Internet access is a major component in schools today. Is your campus ready for broadband and BYOD policies?
Schools and colleges are quickly realizing that networks they set up in the 90s and 2000s just can't cut it in today's virtualized, high-speed online environment. To keep bringing students all the best aspects of globalized learning, you need a school WiFi network that delivers modern speeds and access policies.
Obviously, this isn't cheap, but we've boiled it down to five basic cost areas:
Five Major Cost Considerations For A School WiFi System
1 - Backbone / Architecture
Before you can have a WiFi network, you (usually) have to have machines on the back end doing the heavy lifting. The traditional model of large business-style networks involves using a central controller or hardware controller- that handles routing and translation of data across the network.
These controllers are usually a significant expense, generally running in the four-to-five figure range. They may also require subsidiary equipment to handle all the connections and you may need more than one at each of your network locations, depending on how many access points you have.
There is an alternative here, and one we frequently recommend to organizations like schools and hospitals: Virtualized networks on the ADTRAN BlueSocket and Meraki platform have no need for servers or controllers. These smart WiFi access points do all the work.
Both Meraki and Adtran access points allow you to scale and manage your entire network through one pane of glass elimianting controllers.
However you handle the backbone, the WiFi access points themselves become the next major cost hurdle. An effective school WiFi system requires generous coverage across all points on-campus, without dead zones. The general rule of thumb is that you need an access point for every classroom, although this may vary depending on local layout and usage.
You can optimize your AP placement by having an expert create a heatmap of your location prior to setting up the network. This is a predictive map that takes multiple factors into account, such as geography and wall construction materials, to show the best places to establish your APs.

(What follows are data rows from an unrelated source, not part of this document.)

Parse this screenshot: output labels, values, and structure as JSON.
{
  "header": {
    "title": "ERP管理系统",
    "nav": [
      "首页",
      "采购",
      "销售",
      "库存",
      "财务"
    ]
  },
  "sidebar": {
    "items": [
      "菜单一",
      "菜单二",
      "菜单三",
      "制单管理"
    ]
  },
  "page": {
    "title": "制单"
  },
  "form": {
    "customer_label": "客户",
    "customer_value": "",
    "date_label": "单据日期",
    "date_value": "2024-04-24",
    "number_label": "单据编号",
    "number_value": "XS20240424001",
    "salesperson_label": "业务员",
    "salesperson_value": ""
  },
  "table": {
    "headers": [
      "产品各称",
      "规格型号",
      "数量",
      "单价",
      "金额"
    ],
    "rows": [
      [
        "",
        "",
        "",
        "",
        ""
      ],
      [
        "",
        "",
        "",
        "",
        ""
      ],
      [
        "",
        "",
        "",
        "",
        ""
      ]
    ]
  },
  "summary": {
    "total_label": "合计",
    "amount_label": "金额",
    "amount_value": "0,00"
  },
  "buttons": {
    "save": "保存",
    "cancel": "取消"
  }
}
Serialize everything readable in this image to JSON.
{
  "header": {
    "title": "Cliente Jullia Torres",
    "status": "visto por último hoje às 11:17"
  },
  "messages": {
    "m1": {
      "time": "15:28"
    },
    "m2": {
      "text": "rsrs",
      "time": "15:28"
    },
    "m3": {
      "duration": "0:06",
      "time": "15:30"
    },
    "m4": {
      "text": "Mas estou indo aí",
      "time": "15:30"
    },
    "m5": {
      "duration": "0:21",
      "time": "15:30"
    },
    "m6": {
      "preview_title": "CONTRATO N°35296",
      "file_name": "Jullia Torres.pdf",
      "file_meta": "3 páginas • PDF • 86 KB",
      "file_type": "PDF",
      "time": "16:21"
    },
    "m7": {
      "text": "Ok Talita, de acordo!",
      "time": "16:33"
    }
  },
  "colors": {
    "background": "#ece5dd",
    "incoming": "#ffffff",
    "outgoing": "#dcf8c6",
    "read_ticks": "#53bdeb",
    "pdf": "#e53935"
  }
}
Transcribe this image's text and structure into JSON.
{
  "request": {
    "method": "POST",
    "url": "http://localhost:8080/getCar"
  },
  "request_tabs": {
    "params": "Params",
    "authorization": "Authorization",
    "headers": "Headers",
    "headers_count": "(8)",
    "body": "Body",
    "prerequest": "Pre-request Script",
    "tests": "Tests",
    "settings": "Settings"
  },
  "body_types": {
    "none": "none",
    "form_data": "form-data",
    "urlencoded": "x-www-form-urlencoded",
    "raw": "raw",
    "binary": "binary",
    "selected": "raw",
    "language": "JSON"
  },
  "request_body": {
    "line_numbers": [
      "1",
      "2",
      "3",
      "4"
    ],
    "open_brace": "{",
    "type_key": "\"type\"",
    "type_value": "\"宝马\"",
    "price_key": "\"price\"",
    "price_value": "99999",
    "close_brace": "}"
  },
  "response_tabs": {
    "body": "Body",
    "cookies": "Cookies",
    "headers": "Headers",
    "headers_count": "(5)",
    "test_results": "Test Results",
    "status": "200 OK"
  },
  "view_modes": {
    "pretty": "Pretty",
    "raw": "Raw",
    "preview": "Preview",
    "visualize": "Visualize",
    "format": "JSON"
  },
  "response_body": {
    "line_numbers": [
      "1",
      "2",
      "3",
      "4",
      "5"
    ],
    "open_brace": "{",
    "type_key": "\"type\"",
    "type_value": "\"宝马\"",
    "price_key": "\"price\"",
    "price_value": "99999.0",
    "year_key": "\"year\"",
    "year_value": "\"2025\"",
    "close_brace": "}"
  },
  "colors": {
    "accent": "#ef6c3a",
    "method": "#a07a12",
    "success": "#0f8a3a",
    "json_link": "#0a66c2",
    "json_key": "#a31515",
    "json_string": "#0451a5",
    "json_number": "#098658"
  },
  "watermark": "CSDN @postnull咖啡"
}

Getting a heatmap ahead of time ensures you get the right number of access points - not too many, and not too few.
3 - Antennas
Depending on what your classroom walls are made of, and how large your campus is, you may have a need for special powered or directional antennas. These can be used to "punch through" thick concrete walls, or for broadcasting WiFi signals between distant buildings on a large plot of land.
This is another factor which can be predicted and accounted for ahead of time with a professional heatmap. Plus, smaller schools may not even need additional antennas.
4 - Bandwidth
Bandwidth will be an ongoing recurring cost, like water or electricity, which needs to be budgeted for. That said, it will likely not be a major cost consideration. Bandwidth is cheaper now, especially on commercial-grade lines which offer high access speeds to start with. A few phone calls (or a networking consultant) should bring fair, low rates.
5 - Software
Finally, there's the software needed to run\support your network. In most cases, your basic needs will be served by the network's own software. However, depending on how much student information you hold\manage, you may need better security systems.
Also, most school network upgrades are accompanied by a set of cloud-based software packages which are globally accessible. These are generally called "Student Management Systems," and can streamline a large number of student-teacher-parent interactions.
For example: teachers can upload test scores to an SMS whenever they want, which can then be accessed by families whenever they want.
WiFi Doesn't Have To Break The Budget
If your school needs a better network, but money is tight, contact Hummingbird Networks about our hardware options that are perfect for any school that needs a modern network.
Oh...and don't forget about making sure your firewall current as well :)